As I see it, there are two ways we arrive at conclusions about the world, and act on them:
- we can think critically (which entails some attempt at objectivity, logic, investigation, appeals to evidence, etc); or
- we can think associatively (which entails paying subjective attention to dream, memory, metaphor, images of epiphany or horror, narrative, rhetoric, sense-data, etc).
Evangelical philosopher William Lane Craig thinks that we can treat at least some forms of associative thinking as properly basic.
In other words, even though associative thinking is pre-rational, intuitive, and not presented to our consciousness as formal argumentation, Craig thinks that we can still regard it—again, at least in some instances—as knowledge; as something we are warranted in saying that we know.
What we recall in memory is one example. A born again conversion as a real encounter with a personal God is another.
But I’m not terribly certain that Craig is right about this.
Read, for example, these lines from the poet James Merrill, and experience what happens to you in the reading:
Light entered the olive / and was oil.
Isn’t that beautiful? The lines contain associations that are pleasing and seemingly revelatory about the ontological mystery of existence. We don’t arrive at our experience of them by formal argument, but they have the power to move us just the same.
Because our subconscious is doing a lot of the work for us. In thinking about light, and how it “entered the olive / and was oil”, the pleasure derives from associations we’re, at least at first, barely conscious of (or not at all). Some of them might be of the following:
- the metaphorical light of consciousness;
- the first chapter of Genesis (let there be light);
- holy oil;
- how the soul takes on a body.
These associations may be firing in our brains all at once, or in quick alternation. We experience them as a gestalt (holistic) revelatory pleasure of poetic words. We might feel as if we were visited somehow by the god of poetry, and say in response to the god’s words:
How beautiful and true!
In other words, we may sound a bit like the poet, John Keats, who wrote at the end of his “Ode on a Grecian Urn”:
Beauty is truth, truth beauty; that is all ye know on earth and all ye need to know.
Should we trust such experiences as real knowledge about the world (and ourselves) when we have them? I would say—depending on how much time pressure we’re under—yes.
But not unironically.
Because we simply cannot take our associative and subjective experiences to be truth and knowledge for long. To be an adult is always to be in a process of moving from some degree of innocence to experience.

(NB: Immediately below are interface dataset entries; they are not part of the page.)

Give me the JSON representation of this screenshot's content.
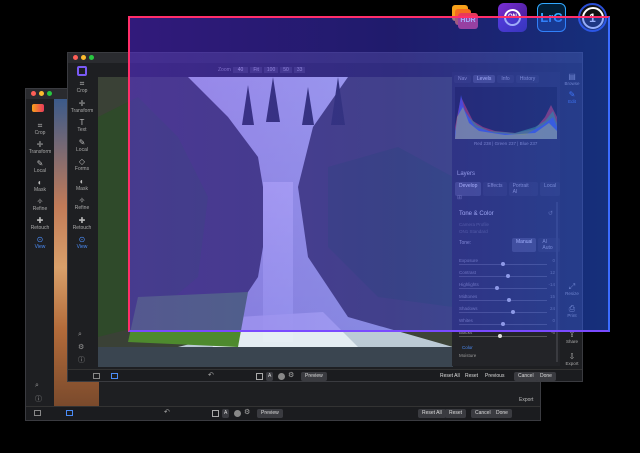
{
  "app_icons": {
    "hdr_label": "HDR",
    "on1_label": "ON",
    "lrc_label": "LrC",
    "c1_label": "1"
  },
  "back_window": {
    "tools": [
      {
        "label": "Crop",
        "icon": "crop-icon"
      },
      {
        "label": "Transform",
        "icon": "transform-icon"
      },
      {
        "label": "Local",
        "icon": "brush-icon"
      },
      {
        "label": "Mask",
        "icon": "mask-icon"
      },
      {
        "label": "Refine",
        "icon": "refine-icon"
      },
      {
        "label": "Retouch",
        "icon": "retouch-icon"
      },
      {
        "label": "View",
        "icon": "view-icon"
      }
    ],
    "bottom": {
      "preview": "Preview",
      "reset_all": "Reset All",
      "reset": "Reset",
      "cancel": "Cancel",
      "done": "Done",
      "a_label": "A"
    },
    "export_label": "Export"
  },
  "mid_window": {
    "tools": [
      {
        "label": "Crop",
        "icon": "crop-icon"
      },
      {
        "label": "Transform",
        "icon": "transform-icon"
      },
      {
        "label": "Text",
        "icon": "text-icon"
      },
      {
        "label": "Local",
        "icon": "brush-icon"
      },
      {
        "label": "Forms",
        "icon": "forms-icon"
      },
      {
        "label": "Mask",
        "icon": "mask-icon"
      },
      {
        "label": "Refine",
        "icon": "refine-icon"
      },
      {
        "label": "Retouch",
        "icon": "retouch-icon"
      },
      {
        "label": "View",
        "icon": "view-icon"
      }
    ],
    "zoom": {
      "label": "Zoom",
      "value": "40",
      "options": [
        "Fit",
        "100",
        "50",
        "33"
      ]
    },
    "bottom": {
      "preview": "Preview",
      "reset_all": "Reset All",
      "reset": "Reset",
      "previous": "Previous",
      "cancel": "Cancel",
      "done": "Done",
      "a_label": "A"
    }
  },
  "right_panel": {
    "top_tabs": [
      {
        "label": "Nav",
        "selected": false
      },
      {
        "label": "Levels",
        "selected": true
      },
      {
        "label": "Info",
        "selected": false
      },
      {
        "label": "History",
        "selected": false
      }
    ],
    "rgb_readout": "Red 238 | Green 237 | Blue 237",
    "layers_label": "Layers",
    "module_tabs": [
      {
        "label": "Develop",
        "selected": true
      },
      {
        "label": "Effects",
        "selected": false
      },
      {
        "label": "Portrait AI",
        "selected": false
      },
      {
        "label": "Local",
        "selected": false
      }
    ],
    "section_title": "Tone & Color",
    "sub_labels": [
      "Camera Profile",
      "ON1 Standard"
    ],
    "tone_label": "Tone:",
    "tone_modes": [
      {
        "label": "Manual",
        "selected": true
      },
      {
        "label": "AI Auto",
        "selected": false
      }
    ],
    "sliders": [
      {
        "label": "Exposure",
        "value": "0",
        "level": 0.5
      },
      {
        "label": "Contrast",
        "value": "12",
        "level": 0.56
      },
      {
        "label": "Highlights",
        "value": "-14",
        "level": 0.43
      },
      {
        "label": "Midtones",
        "value": "15",
        "level": 0.57
      },
      {
        "label": "Shadows",
        "value": "24",
        "level": 0.62
      },
      {
        "label": "Whites",
        "value": "0",
        "level": 0.5
      },
      {
        "label": "Blacks",
        "value": "-6",
        "level": 0.47
      }
    ],
    "color_label": "Color",
    "moisture_label": "Moisture",
    "side_tools": [
      {
        "label": "Browse",
        "icon": "browse-icon"
      },
      {
        "label": "Edit",
        "icon": "edit-icon"
      },
      {
        "label": "Resize",
        "icon": "resize-icon"
      },
      {
        "label": "Print",
        "icon": "print-icon"
      },
      {
        "label": "Share",
        "icon": "share-icon"
      },
      {
        "label": "Export",
        "icon": "export-icon"
      }
    ]
  },
  "colors": {
    "accent": "#4b8cf7",
    "overlay_start": "#5a2fe0",
    "overlay_end": "#2a5ff5",
    "overlay_border": "#ff2e6a"
  }
}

We can put off this movement of innocence to experience for a time, but ultimately we have to pause and ask objective critical thinking questions about our experiences. This entails questions like these:
- Does my experience fit my background knowledge?
- Do I have a better theory for my experience than the one I first used to explain my associative “revelations”?
Shakespeare’s Hamlet is a good example. He sees the ghost of his father in the first part of the play, treats it as knowledge, but, for the rest of the play, wrestles with what he really saw (and what it should mean to him). He’s a skeptic. There’s no escaping adult irony for him. To be or not to be; to do or not to do; to think or not to think; to act or not to act; to believe or not to believe: these are the dilemmas of the overthinker, and Hamlet (like any post-Gutenburg literate and sensitive adult) is compelled to ask them.
The contrast with Hamlet is Noah in the Bible. God says build an ark, he builds an ark. No questions asked. He’s not ironic; he lacks humor; he doesn’t doubt; he doesn’t question. He just takes his revelatory experience at face value.
In short, he treats his experience of God as William Lane Craig recommends, as “properly basic.”
A better biblical model for contemporary religious believers is Abraham (who is more Hamlet-like). God says he is going to destroy Sodom and Abraham at least argues and negotiates with God about the matter. God says sacrifice his son, and Abraham shows some anguish and irony in his response. He’s not that much better than Noah, I concede, but he at least brings some level of irony and self-awareness to his encounters with God.
Even Ronald Reagan was a Hamlet, who famously advised the following:
Trust, but verify.